Input data
↓↓↓
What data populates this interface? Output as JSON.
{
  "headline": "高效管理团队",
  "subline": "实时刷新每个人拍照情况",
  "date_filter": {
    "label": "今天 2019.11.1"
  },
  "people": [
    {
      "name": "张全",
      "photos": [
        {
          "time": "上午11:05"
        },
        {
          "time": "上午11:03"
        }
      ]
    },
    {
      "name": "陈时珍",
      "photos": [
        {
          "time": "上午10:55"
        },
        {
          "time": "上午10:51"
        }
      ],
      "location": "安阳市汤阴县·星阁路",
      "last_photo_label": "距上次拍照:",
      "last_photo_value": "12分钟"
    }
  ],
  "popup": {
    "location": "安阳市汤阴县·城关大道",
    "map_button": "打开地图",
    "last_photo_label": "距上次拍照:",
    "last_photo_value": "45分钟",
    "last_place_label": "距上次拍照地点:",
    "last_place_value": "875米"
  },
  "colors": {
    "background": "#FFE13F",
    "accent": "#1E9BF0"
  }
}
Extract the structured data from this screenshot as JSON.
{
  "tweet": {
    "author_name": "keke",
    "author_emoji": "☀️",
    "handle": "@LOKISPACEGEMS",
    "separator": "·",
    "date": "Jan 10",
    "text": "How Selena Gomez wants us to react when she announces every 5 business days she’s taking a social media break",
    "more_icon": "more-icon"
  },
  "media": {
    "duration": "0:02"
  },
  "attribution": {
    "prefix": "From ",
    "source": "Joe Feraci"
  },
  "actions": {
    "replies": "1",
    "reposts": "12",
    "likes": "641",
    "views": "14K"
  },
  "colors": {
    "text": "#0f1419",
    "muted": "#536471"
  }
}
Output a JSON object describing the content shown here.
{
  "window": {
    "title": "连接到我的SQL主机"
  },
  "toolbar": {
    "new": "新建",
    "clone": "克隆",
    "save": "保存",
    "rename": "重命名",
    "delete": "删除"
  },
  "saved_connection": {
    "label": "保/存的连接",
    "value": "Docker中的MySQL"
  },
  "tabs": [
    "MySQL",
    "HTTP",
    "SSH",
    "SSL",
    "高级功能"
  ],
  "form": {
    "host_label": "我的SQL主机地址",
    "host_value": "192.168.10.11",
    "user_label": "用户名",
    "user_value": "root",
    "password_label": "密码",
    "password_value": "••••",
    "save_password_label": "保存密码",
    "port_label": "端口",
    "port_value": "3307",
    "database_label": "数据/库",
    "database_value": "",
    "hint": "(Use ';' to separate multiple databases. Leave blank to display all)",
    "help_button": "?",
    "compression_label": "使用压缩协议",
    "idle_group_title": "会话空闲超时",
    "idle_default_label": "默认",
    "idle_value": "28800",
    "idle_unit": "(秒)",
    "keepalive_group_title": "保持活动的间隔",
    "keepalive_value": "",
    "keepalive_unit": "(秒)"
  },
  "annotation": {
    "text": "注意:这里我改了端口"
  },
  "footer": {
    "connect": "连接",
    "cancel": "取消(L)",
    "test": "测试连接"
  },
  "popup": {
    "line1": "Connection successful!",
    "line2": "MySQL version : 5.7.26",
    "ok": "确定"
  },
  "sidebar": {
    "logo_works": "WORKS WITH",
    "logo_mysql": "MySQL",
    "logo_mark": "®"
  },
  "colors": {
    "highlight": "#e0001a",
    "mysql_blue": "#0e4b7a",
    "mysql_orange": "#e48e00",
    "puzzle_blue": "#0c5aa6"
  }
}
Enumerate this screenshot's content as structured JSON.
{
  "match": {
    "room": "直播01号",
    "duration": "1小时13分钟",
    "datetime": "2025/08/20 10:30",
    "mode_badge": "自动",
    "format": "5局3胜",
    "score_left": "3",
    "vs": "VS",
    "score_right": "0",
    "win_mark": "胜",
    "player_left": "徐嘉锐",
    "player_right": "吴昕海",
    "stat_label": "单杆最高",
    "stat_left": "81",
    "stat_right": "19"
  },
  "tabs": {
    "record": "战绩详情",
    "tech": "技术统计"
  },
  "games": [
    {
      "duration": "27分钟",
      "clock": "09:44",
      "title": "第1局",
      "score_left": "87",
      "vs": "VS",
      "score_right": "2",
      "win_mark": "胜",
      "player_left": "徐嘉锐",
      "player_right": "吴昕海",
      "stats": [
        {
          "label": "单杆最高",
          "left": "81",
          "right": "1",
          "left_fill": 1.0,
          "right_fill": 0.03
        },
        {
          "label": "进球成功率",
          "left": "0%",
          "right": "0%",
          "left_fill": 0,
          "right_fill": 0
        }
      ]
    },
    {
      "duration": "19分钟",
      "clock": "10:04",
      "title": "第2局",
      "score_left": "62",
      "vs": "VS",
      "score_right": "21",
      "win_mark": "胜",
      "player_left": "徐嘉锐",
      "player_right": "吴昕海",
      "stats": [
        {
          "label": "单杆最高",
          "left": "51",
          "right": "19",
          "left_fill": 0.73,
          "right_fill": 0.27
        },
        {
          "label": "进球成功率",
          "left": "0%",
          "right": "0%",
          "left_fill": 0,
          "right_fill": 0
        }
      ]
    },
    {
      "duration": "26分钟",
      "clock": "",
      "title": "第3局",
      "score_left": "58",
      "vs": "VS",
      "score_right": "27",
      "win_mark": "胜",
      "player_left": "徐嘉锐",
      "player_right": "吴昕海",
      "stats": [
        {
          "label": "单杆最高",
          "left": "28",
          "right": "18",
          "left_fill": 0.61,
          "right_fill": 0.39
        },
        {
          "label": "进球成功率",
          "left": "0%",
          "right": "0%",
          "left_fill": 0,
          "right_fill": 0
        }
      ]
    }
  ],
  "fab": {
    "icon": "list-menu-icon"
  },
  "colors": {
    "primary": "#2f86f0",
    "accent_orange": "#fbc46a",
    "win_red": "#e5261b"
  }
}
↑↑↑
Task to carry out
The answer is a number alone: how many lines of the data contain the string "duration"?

Response to this task
5